A winner of his last three bouts, Anthony Pettis announced an injury Friday that will prevent him from challenging featherweight champ Jose Aldo at UFC 163.
With the chance to fight Aldo temporarily off the table, many questions linger regarding Pettis’ future. “Showtime” fans desperately want to know if he’ll continue tearing through the lightweight division, or if he’ll stay put and fight the winner of Aldo vs. “The Korean Zombie” (Chan Sung-Jung).
Pettis may now sport the label lightweight/featherweight, and Penn once competed at 191 pounds, but “Showtime” would still hold slight advantages in size and strength in a bout against The Prodigy.
Pettis would hold a two-inch reach on Penn, and the Roufusport product would also have significant edges in the speed and conditioning categories.
Pettis would capitalize on his advantages and pick Penn apart en route to a second-round TKO.
In December 2009, Gilbert Melendez and Penn had plenty in common.
Melendez won his third straight fight and avenged a loss to Josh Thomson, unifying the Strikeforce lightweight belt on Dec. 19, 2009 at Strikeforce: Evolution.
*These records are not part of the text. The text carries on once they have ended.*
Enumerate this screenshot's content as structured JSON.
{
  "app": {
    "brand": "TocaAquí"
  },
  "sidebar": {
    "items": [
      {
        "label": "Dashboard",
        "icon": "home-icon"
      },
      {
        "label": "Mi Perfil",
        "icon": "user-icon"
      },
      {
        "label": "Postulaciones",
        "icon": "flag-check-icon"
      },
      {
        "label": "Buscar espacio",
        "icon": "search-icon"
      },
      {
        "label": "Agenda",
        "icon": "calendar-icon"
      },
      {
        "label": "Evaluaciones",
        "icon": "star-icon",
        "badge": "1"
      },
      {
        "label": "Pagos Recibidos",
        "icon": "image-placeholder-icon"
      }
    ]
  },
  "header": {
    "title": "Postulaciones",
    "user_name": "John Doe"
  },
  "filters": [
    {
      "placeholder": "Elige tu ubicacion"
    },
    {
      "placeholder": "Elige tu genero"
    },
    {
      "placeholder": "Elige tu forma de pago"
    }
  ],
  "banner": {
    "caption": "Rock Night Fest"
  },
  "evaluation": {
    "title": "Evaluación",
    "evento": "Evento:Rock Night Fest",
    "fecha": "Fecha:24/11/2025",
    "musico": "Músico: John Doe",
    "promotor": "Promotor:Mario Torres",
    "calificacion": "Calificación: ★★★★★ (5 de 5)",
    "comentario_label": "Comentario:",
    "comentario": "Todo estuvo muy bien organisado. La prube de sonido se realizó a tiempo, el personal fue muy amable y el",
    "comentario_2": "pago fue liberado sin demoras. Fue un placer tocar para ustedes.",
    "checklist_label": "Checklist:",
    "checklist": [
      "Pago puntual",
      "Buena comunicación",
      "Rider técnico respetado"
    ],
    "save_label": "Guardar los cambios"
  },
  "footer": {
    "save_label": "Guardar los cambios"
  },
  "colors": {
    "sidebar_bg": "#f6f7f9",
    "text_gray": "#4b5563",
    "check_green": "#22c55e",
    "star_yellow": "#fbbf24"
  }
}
A week earlier, Penn crushed Diego Sanchez to defend his lightweight strap in a dominant performance at UFC 107.
But the landscape of the lightweight division, like every other weight class in MMA, has changed radically since 2009.
"El Nino" narrowly lost a split decision to lightweight champ Benson Henderson in his last bout at UFC on Fox 7. Penn, conversely, got mauled in his second straight outing—an outcome that prompted the former two-division champ to again contemplate retirement.
The different directions Melendez and Penn are each heading in should serve as a good indicator of how a potential fight between them would unfold.
An edge in physical and mental resiliency would prove the difference for Melendez. El Nino would employ a non-stop, pressure-heavy game plan to wear Penn out—one similar to that of Nick Diaz on The Prodigy at UFC 137.
For every Benson Henderson critic, there's a "Smooth" fan waiting to defend the exploits of the UFC lightweight kingpin.
Since joining the UFC in 2011, Henderson's refined the high-risk style that helped him prevail in five of six fights in the WEC.
Henderson now enacts a more Georges St-Pierre-like approach—one that includes less risks and more rewards at day's end.
The slight stylistic tweak has paid major dividends for "Bendo." The MMA Lab product just ran his record to 7-0 in the UFC, with four of those wins coming in title fights.
A constant grinder with excellent footwork, a tremendous gas tank and top-flight kickboxing abilities, Henderson would chop Penn down from the legs up with his unorthodox brand of striking.
In terms of ground fighting, Bendo's takedown and submission defense would nullify Penn's vast arsenal of Brazilian jiu-jitsu techniques and render the Hawaiian essentially one-dimensional.